Home and Building, Volume 37 Number 6 (1975)
It's a fair bet that tomorrow's homes will remain compact, even small. The shortage of suitable land, a mounting pressure on materials and the scarcity on finance appear to make it inevitable.
It's also safe to assume that we'll all travel less — soaring petrol costs will see to that. And this combination of shrinking mobility and smaller homes will make severe demands on architects, interior designers and the home owner alike.
Architects will be expected to design smaller units which do not leave a feeling of being confined. Interior designers must create the illusion of space where there is none and the home owner will need to manage space in a way he has never had to do before. The alternative will be for him to prune his possessions.
The provision of adequate storage — never unimportant — will now be even more so as basements are the exception, attics are all but gone and barns are available only to a few. For many, all that is left is the space at the end of a garage.
However, the moveable, adjustable characteristics of many modern systems have much to recommend them. Of the types available, built-in storage is often seen as preferable. They allow more flexible living because they leave more room and often break up rooms which would otherwise be boxy. Apart from their convenience, well sited cupboards and shelves have another advantage — they impart a sense of permanence, of stability.
Often they endow a home with a grace and dignity it would not otherwise have achieved.
Frank Lloyd Wright, the immortal American architect, was among the first to see the house as a single entity, a unified whole. He is credited with being the first to build in the storage. And seating. And tables. In Denmark, by contrast, the introduction of built-in storage is thought to have been delayed by the influence of the furniture manufacturers.

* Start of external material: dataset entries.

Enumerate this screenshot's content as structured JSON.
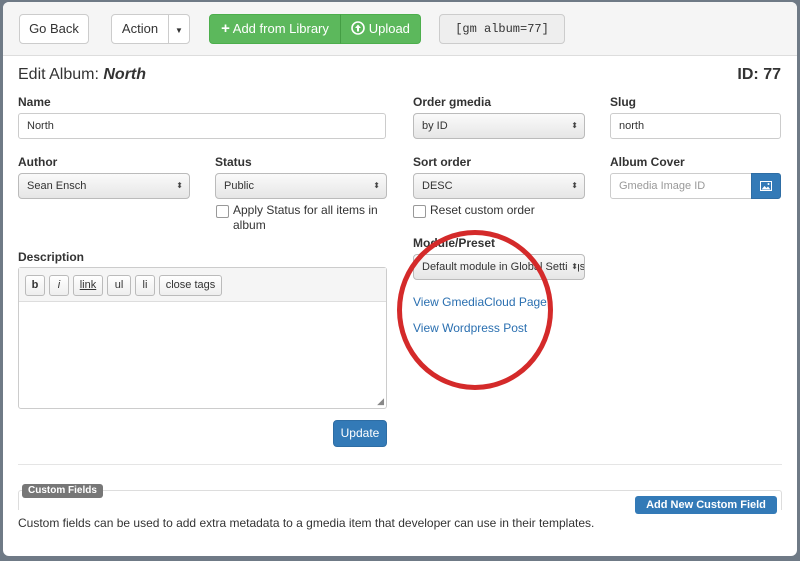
{
  "toolbar": {
    "go_back": "Go Back",
    "action": "Action",
    "add_from_library": "Add from Library",
    "upload": "Upload",
    "shortcode": "[gm album=77]"
  },
  "header": {
    "title_prefix": "Edit Album: ",
    "album_name": "North",
    "id_label": "ID: 77"
  },
  "form": {
    "name_label": "Name",
    "name_value": "North",
    "order_label": "Order gmedia",
    "order_value": "by ID",
    "slug_label": "Slug",
    "slug_value": "north",
    "author_label": "Author",
    "author_value": "Sean Ensch",
    "status_label": "Status",
    "status_value": "Public",
    "apply_status_line1": "Apply Status for all items in",
    "apply_status_line2": "album",
    "sort_label": "Sort order",
    "sort_value": "DESC",
    "reset_order": "Reset custom order",
    "cover_label": "Album Cover",
    "cover_placeholder": "Gmedia Image ID",
    "module_label": "Module/Preset",
    "module_value": "Default module in Global Settings",
    "view_cloud": "View GmediaCloud Page",
    "view_post": "View Wordpress Post",
    "description_label": "Description",
    "editor_buttons": [
      "b",
      "i",
      "link",
      "ul",
      "li",
      "close tags"
    ],
    "update": "Update"
  },
  "custom_fields": {
    "tag": "Custom Fields",
    "add_button": "Add New Custom Field",
    "help_text": "Custom fields can be used to add extra metadata to a gmedia item that developer can use in their templates."
  },
  "colors": {
    "green": "#5cb85c",
    "blue": "#337ab7",
    "annotation_red": "#d42a2a",
    "link": "#2a6fb0"
  }
}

While they developed some of the world's most distinctive, some say spectacular furniture, they were unwilling to see the demand for wardrobes and chests of drawers lost to a built-in capacity.

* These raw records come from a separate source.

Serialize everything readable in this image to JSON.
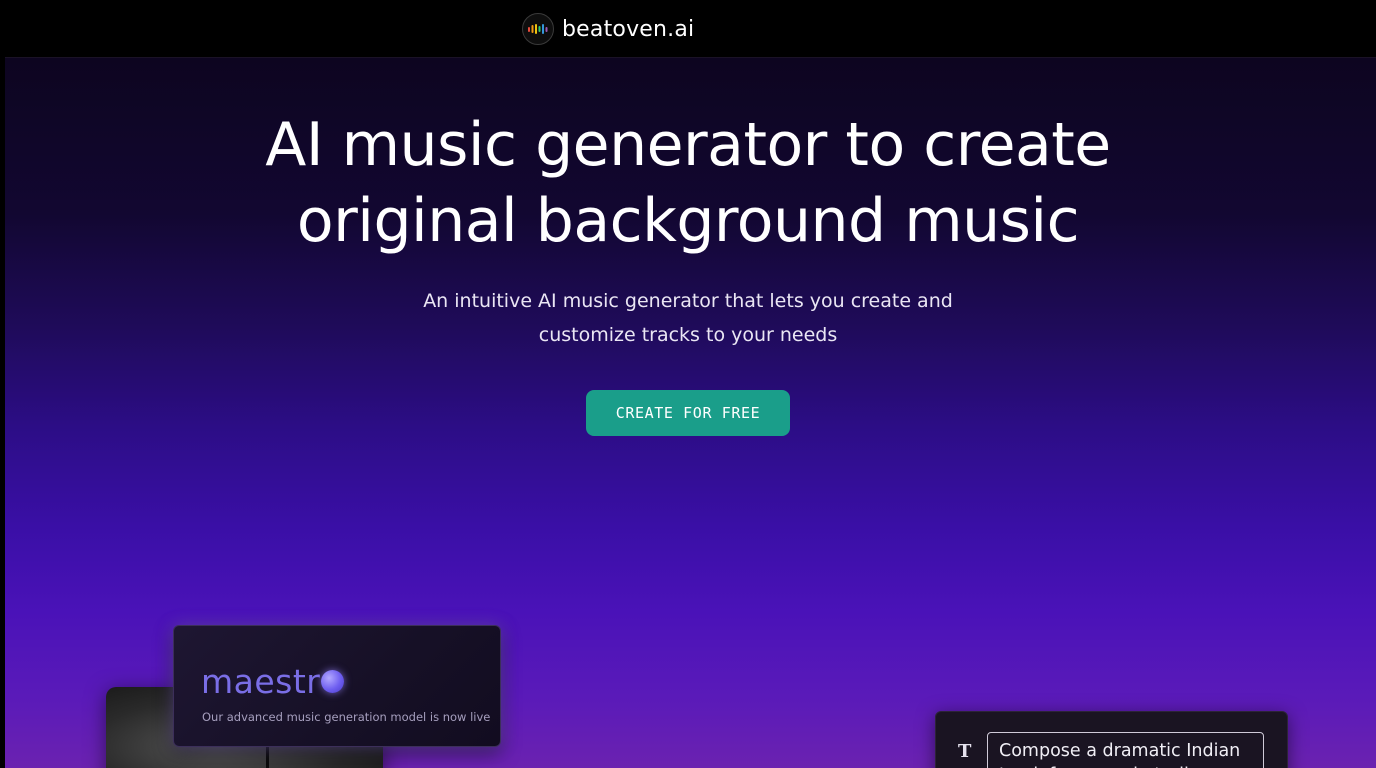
{
  "nav": {
    "logo_text": "beatoven.ai",
    "logo_icon": "equalizer-bars-icon"
  },
  "hero": {
    "title_line1": "AI music generator to create",
    "title_line2": "original background music",
    "subtitle_line1": "An intuitive AI music generator that lets you create and",
    "subtitle_line2": "customize tracks to your needs",
    "cta_label": "CREATE FOR FREE"
  },
  "maestro_card": {
    "name_prefix": "maestr",
    "description": "Our advanced music generation model is now live"
  },
  "prompt_card": {
    "icon": "text-type-icon",
    "icon_glyph": "T",
    "prompt_text": "Compose a dramatic Indian track for a movie trailer"
  },
  "colors": {
    "cta": "#1a9e8a",
    "maestro_accent": "#7a6ee6",
    "background_top": "#0d0520",
    "background_bottom": "#6b22b0"
  }
}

By building in the storage, household items may be distributed close to where they are needed and placed at the most convenient level. Corrosive liquids, poisons, tools and firearms are usually best kept in something expressly designed for that purpose. Despite the trend to clean, uncluttered lines, much of the contents of todays homes are now being kept in plain view in a variety of wall-fixed shelving systems.

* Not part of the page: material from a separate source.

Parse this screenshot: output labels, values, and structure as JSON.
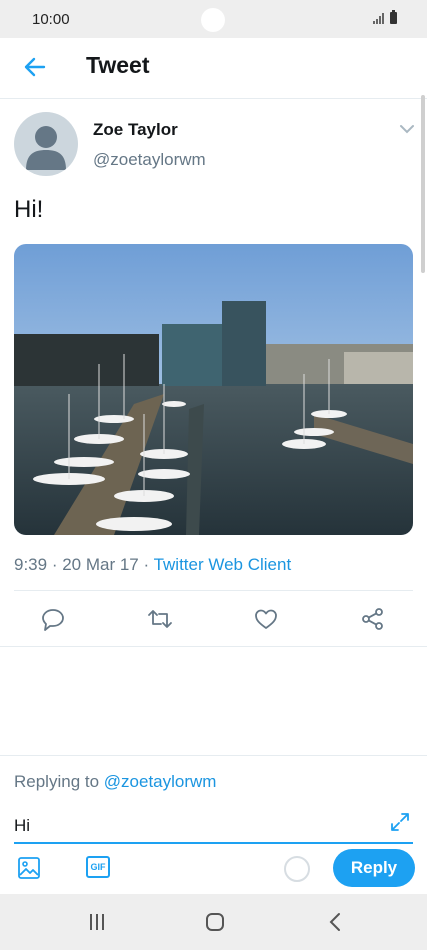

These possess certain definite advantages over more conventional methods. They use wall space which might otherwise be wasted, leaving the floor below free to be easily cleaned, and, in addition to their unquestionable versatility, they may be affixed to all but the most fragile partitions. Wall-fixed shelving is sold in such a way as topage break
allow the owner to buy a shelf at one time, a cabinet at another and drawers at yet a third.
With one notable exception in which parallel laddered steel rods are used, uprights are often of metal rails, nailed, screwed or toggle bolted into the wall to carry the brackets which support the shelves. One other product has retained pre-drilled timber racks to accommodate the shelf brackets. Properly fixed, most systems are extraordinarily strong and will support shelves which are pregnant with overload.
Shelves and cabinets can be unhooked and rehung in an almost infinite variety of positions. They are generally made up of veneered particle board or timber — some feature laminated plastic finish. Most manufacturers offer a choice of veneers and one even puts one veneer on one shelf face and another on the other. A fully evolved floor to ceiling room divider system is also currently being marketed.
To a man, the manufacturers stress that wall fixed shelving systems are suitable for use throughout the house — in kitchens, bedrooms, and laundries as well as the living areas. And they are agreed their industry has an especially bright future.